There has been much debate about closures, corks versus screw caps and this is where I make the point that slow, discriminating oxidation such as found in barrels and through corks closures can be a very positive thing … depending. In choosing between the two types of closures there can be no definitive answer as to which is “best”, it is yet another winemaking choice with oxidative consequences for the final product. In a nutshell the effective difference between corks and the present generation of screwcaps is that the former allows tiny amounts of oxygen to progress through it into the wine and the latter provides a perfect seal. The choice impacts on how well the bank of antioxidants in the wine is preserved during cellaring and if the wine is constituted according to the conventional conception of fine wine – i.e. with an high redox potential (i.e. strong defences against oxidation) – under the screwcap the structure of the palate would not be expected to soften and the wine will not mature according to traditional expectations. On the other hand if the structure is already light and the wine very approachable, halting the progress of oxidative maturation of the wine could be critical to its survival over an acceptable period and preserving the flavours close to what they were at bottling would presumably also be acceptable.

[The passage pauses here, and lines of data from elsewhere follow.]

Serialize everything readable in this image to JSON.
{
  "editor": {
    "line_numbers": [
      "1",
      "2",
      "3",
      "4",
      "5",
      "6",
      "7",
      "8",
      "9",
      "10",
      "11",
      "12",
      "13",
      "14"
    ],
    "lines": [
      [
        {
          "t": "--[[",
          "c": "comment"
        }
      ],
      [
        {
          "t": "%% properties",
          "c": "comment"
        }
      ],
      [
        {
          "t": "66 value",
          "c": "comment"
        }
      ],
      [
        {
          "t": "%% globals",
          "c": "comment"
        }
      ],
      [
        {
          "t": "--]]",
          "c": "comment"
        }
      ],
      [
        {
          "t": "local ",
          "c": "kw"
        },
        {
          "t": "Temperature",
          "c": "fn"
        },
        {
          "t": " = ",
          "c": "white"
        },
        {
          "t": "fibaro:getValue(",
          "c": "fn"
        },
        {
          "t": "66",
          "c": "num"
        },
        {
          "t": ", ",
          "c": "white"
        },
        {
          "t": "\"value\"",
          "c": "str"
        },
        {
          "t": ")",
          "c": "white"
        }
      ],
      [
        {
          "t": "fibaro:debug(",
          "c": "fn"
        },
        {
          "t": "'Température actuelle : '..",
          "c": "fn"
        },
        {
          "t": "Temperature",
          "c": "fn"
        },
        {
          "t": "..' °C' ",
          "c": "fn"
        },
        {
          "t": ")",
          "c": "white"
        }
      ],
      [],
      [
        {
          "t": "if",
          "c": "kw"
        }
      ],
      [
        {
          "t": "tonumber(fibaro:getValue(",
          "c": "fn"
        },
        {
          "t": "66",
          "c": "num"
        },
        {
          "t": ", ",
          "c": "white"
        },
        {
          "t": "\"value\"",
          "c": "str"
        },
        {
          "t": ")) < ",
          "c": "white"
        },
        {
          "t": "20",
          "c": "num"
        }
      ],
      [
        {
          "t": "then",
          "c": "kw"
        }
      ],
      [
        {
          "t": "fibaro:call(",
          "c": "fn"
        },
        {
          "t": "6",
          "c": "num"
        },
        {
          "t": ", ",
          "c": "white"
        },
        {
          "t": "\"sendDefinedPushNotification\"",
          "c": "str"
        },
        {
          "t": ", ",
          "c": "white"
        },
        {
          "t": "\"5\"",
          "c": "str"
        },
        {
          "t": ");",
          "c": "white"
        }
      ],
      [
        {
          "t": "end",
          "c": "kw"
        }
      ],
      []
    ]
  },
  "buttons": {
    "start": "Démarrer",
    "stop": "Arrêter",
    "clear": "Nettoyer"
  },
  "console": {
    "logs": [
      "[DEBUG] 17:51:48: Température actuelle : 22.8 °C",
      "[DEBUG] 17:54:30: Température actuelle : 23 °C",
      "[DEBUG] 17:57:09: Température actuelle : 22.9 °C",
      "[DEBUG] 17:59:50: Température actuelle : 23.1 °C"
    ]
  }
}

The anti-oxidative (redox) potential of wines is not always evident from tasting – particularly with respect to whites and this is presumably because not all their reductive potential is associated with phenolics. Thus the best choice of closure for a given wine is not always self-evident. If the wine antioxidants are starved of oxygen the “redox” equilibrium in the system will assume a different point of balance and the anti-oxidants are now able to attack other naturally occurring sulphur containing compounds in the wine, transforming them to products which may have unattractive smells or others which repress one’s ability to smell much of the fragrance already there. Furthermore the palate will start to taste more structured – leaner and harder – than it did even at bottling. A prerequisite for reaching appropriate wine maturity therefore has to be that the total oxidation available to a wine has to be sufficient to moderate the structure of the wine to a point where it is aesthetically acceptable. There is no doubt that slowness of oxidation mediated by barrel or cork is the safest and most gentle way of reaching this endpoint. Since bottle maturation of fine wine is by far the longest part of the process, if the endpoint of the oxidation is reached such thatmaturation under cork is not necessary, it would not be surprising that the results under screwcap appear qualitatively different. If the desirable endpoint of oxidation is not reached and the wine then resides in a bottle under screwcap there can be unexpected consequences.